=== REQUIRED ACTION ===
For the material that follows, list every line containing the word "screenshot".

Start of MATERIAL PROVIDED

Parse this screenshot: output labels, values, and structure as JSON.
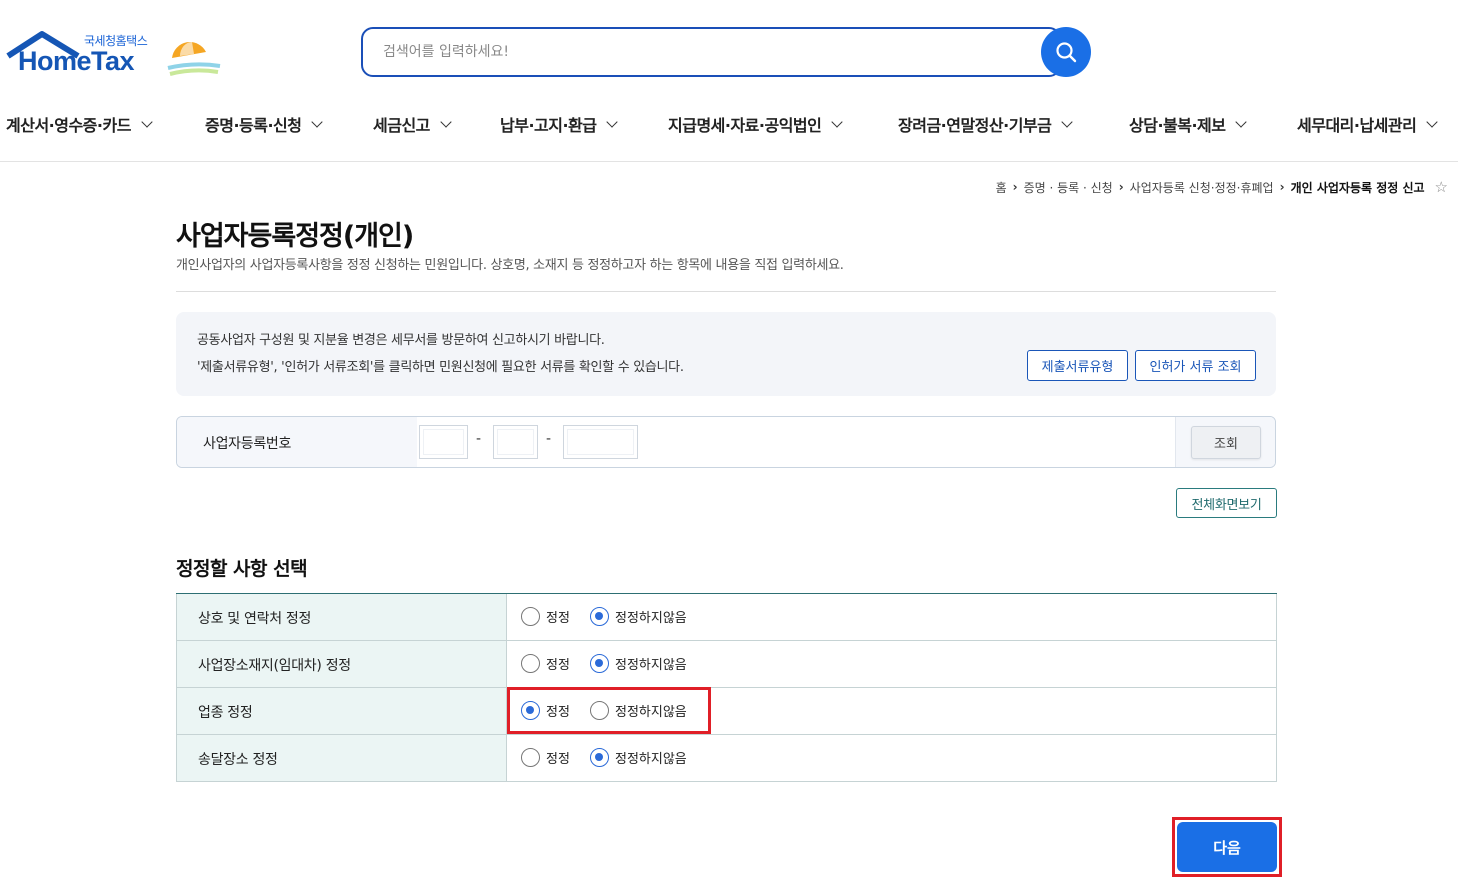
{
  "header": {
    "logo_kr": "국세청홈택스",
    "logo_en": "HomeTax",
    "search_placeholder": "검색어를 입력하세요!"
  },
  "gnb": [
    {
      "label": "계산서·영수증·카드"
    },
    {
      "label": "증명·등록·신청"
    },
    {
      "label": "세금신고"
    },
    {
      "label": "납부·고지·환급"
    },
    {
      "label": "지급명세·자료·공익법인"
    },
    {
      "label": "장려금·연말정산·기부금"
    },
    {
      "label": "상담·불복·제보"
    },
    {
      "label": "세무대리·납세관리"
    }
  ],
  "breadcrumb": {
    "items": [
      "홈",
      "증명 · 등록 · 신청",
      "사업자등록 신청·정정·휴폐업"
    ],
    "current": "개인 사업자등록 정정 신고"
  },
  "page": {
    "title": "사업자등록정정(개인)",
    "description": "개인사업자의 사업자등록사항을 정정 신청하는 민원입니다. 상호명, 소재지 등 정정하고자 하는 항목에 내용을 직접 입력하세요."
  },
  "notice": {
    "line1": "공동사업자 구성원 및 지분율 변경은 세무서를 방문하여 신고하시기 바랍니다.",
    "line2": "'제출서류유형', '인허가 서류조회'를 클릭하면 민원신청에 필요한 서류를 확인할 수 있습니다.",
    "btn_docs": "제출서류유형",
    "btn_permit": "인허가 서류 조회"
  },
  "registration": {
    "label": "사업자등록번호",
    "dash": "-",
    "query_label": "조회"
  },
  "fullview_label": "전체화면보기",
  "section": {
    "title": "정정할 사항 선택",
    "option_correct": "정정",
    "option_no": "정정하지않음",
    "rows": [
      {
        "label": "상호 및 연락처 정정",
        "selected": "정정하지않음"
      },
      {
        "label": "사업장소재지(임대차) 정정",
        "selected": "정정하지않음"
      },
      {
        "label": "업종 정정",
        "selected": "정정"
      },
      {
        "label": "송달장소 정정",
        "selected": "정정하지않음"
      }
    ]
  },
  "next_label": "다음"
}
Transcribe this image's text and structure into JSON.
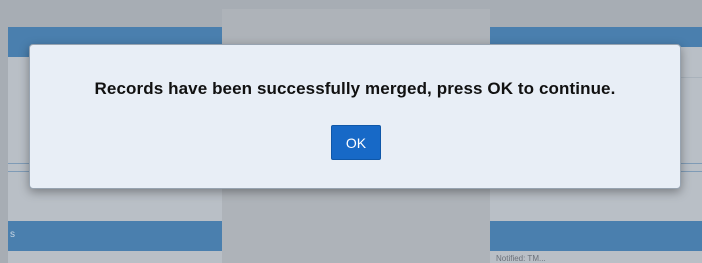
{
  "background": {
    "left_panel": {
      "header_label": "s"
    },
    "right_panel": {
      "footer_text": "Notified: TM..."
    }
  },
  "dialog": {
    "message": "Records have been successfully merged, press OK to continue.",
    "ok_label": "OK"
  },
  "colors": {
    "overlay_background": "#a7adb4",
    "panel_header": "#4a7fae",
    "dialog_background": "#e8eef6",
    "ok_button": "#1769c7",
    "ok_button_text": "#ffffff"
  }
}
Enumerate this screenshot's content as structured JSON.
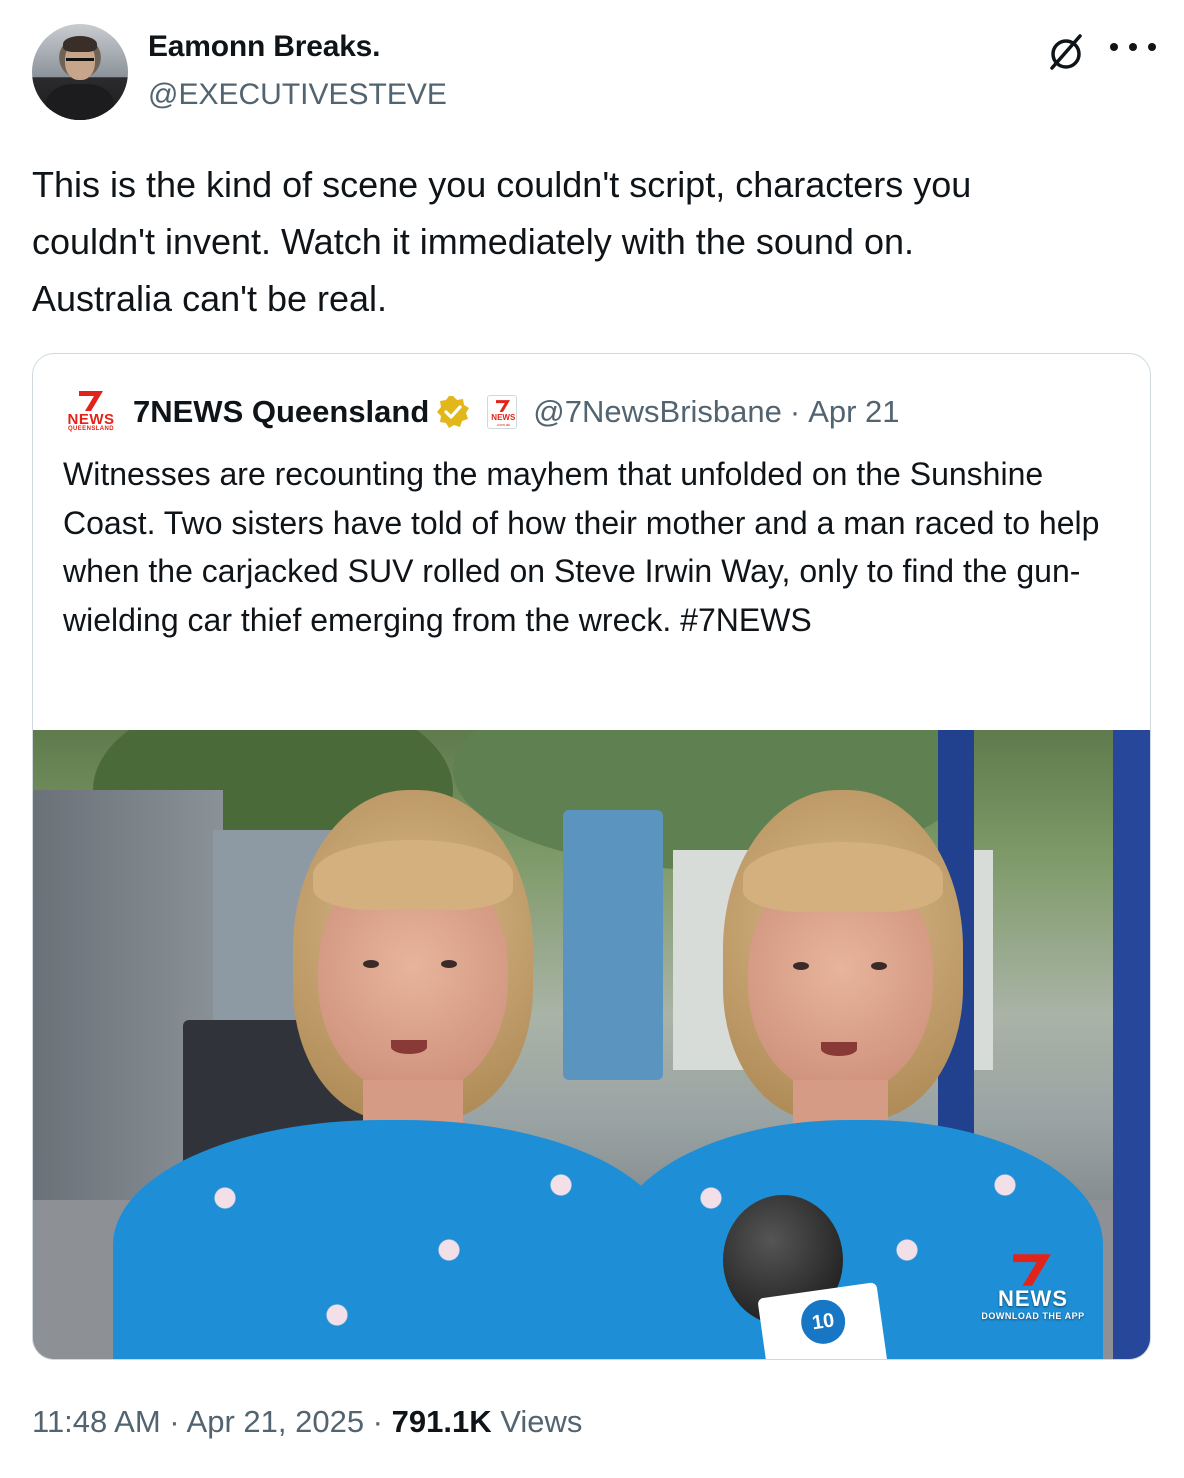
{
  "author": {
    "name": "Eamonn Breaks.",
    "handle": "@EXECUTIVESTEVE"
  },
  "tweet": {
    "text": "This is the kind of scene you couldn't script, characters you\ncouldn't invent.  Watch it immediately with the sound on.\nAustralia can't be real."
  },
  "quoted": {
    "logo_text": "NEWS",
    "logo_subtext": "QUEENSLAND",
    "name": "7NEWS Queensland",
    "affiliate_badge_text": "NEWS",
    "affiliate_badge_subtext": ".com.au",
    "handle": "@7NewsBrisbane",
    "separator": "·",
    "date": "Apr 21",
    "text": "Witnesses are recounting the mayhem that unfolded on the Sunshine Coast. Two sisters have told of how their mother and a man raced to help when the carjacked SUV rolled on Steve Irwin Way, only to find the gun-wielding car thief emerging from the wreck.  #7NEWS",
    "media": {
      "bug_text": "NEWS",
      "bug_subtext": "DOWNLOAD THE APP",
      "mic_flag_text": "10"
    }
  },
  "meta": {
    "time": "11:48 AM",
    "sep1": " · ",
    "date": "Apr 21, 2025",
    "sep2": " · ",
    "views_count": "791.1K",
    "views_label": " Views"
  },
  "colors": {
    "text_primary": "#0f1419",
    "text_secondary": "#536471",
    "border": "#cfd9de",
    "verified_gold": "#e2b719",
    "brand_red": "#e2231a",
    "scrubs_blue": "#1e8fd6"
  },
  "icons": {
    "grok": "grok-icon",
    "more": "more-icon",
    "verified": "verified-gold-icon"
  }
}
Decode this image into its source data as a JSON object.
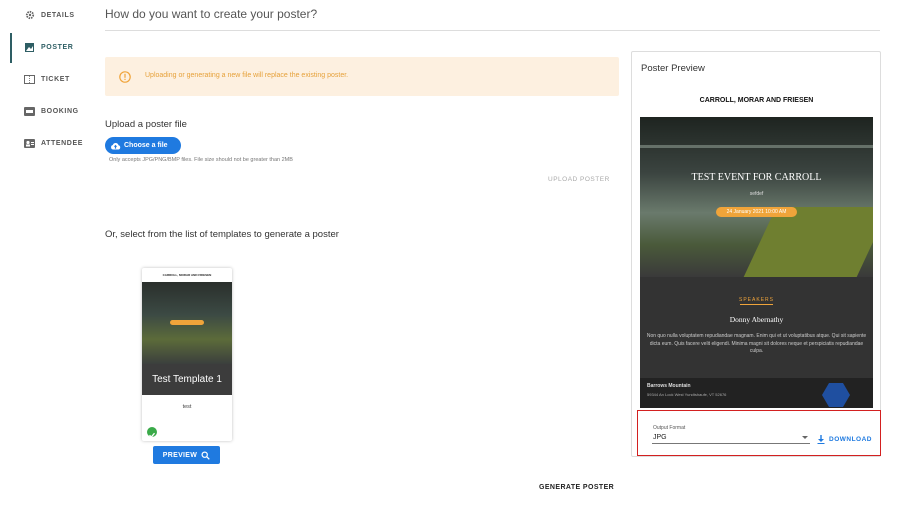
{
  "sidebar": {
    "items": [
      {
        "label": "DETAILS",
        "icon": "gear-icon"
      },
      {
        "label": "POSTER",
        "icon": "image-icon"
      },
      {
        "label": "TICKET",
        "icon": "ticket-icon"
      },
      {
        "label": "BOOKING",
        "icon": "booking-icon"
      },
      {
        "label": "ATTENDEE",
        "icon": "attendee-icon"
      }
    ],
    "active": "POSTER"
  },
  "main": {
    "question": "How do you want to create your poster?",
    "alert": "Uploading or generating a new file will replace the existing poster.",
    "upload_title": "Upload a poster file",
    "choose_label": "Choose a file",
    "upload_hint": "Only accepts JPG/PNG/BMP files. File size should not be greater than 2MB",
    "upload_button": "UPLOAD POSTER",
    "templates_title": "Or, select from the list of templates to generate a poster",
    "template": {
      "name": "Test Template 1",
      "description": "test",
      "selected": true
    },
    "preview_button": "PREVIEW",
    "generate_button": "GENERATE POSTER"
  },
  "preview": {
    "title": "Poster Preview",
    "org": "CARROLL, MORAR AND FRIESEN",
    "event_title": "TEST EVENT FOR CARROLL",
    "event_sub": "sefdef",
    "event_date": "24 January 2021 10:00 AM",
    "speakers_label": "SPEAKERS",
    "speaker_name": "Donny Abernathy",
    "speaker_bio": "Non quo nulla voluptatem repudiandae magnam. Enim qui et ut voluptatibus atque. Qui sit sapiente dicta eum. Quis facere velit eligendi. Minima magni sit dolores neque et perspiciatis repudiandae culpa.",
    "venue": "Barrows Mountain",
    "address": "59344 An Lock West Yundtshaufe, VT 52676",
    "output_format_label": "Output Format",
    "output_format_value": "JPG",
    "download_label": "DOWNLOAD"
  },
  "colors": {
    "accent": "#1f7ae0",
    "active_nav": "#2e5e64",
    "warning_bg": "#fdf0e0",
    "warning_text": "#e6a13a",
    "highlight": "#d32020"
  }
}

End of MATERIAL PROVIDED

=== ANSWER SECTION ===
Parse this screenshot: output labels, values, and structure as JSON.
Enumerate this screenshot's content as structured JSON.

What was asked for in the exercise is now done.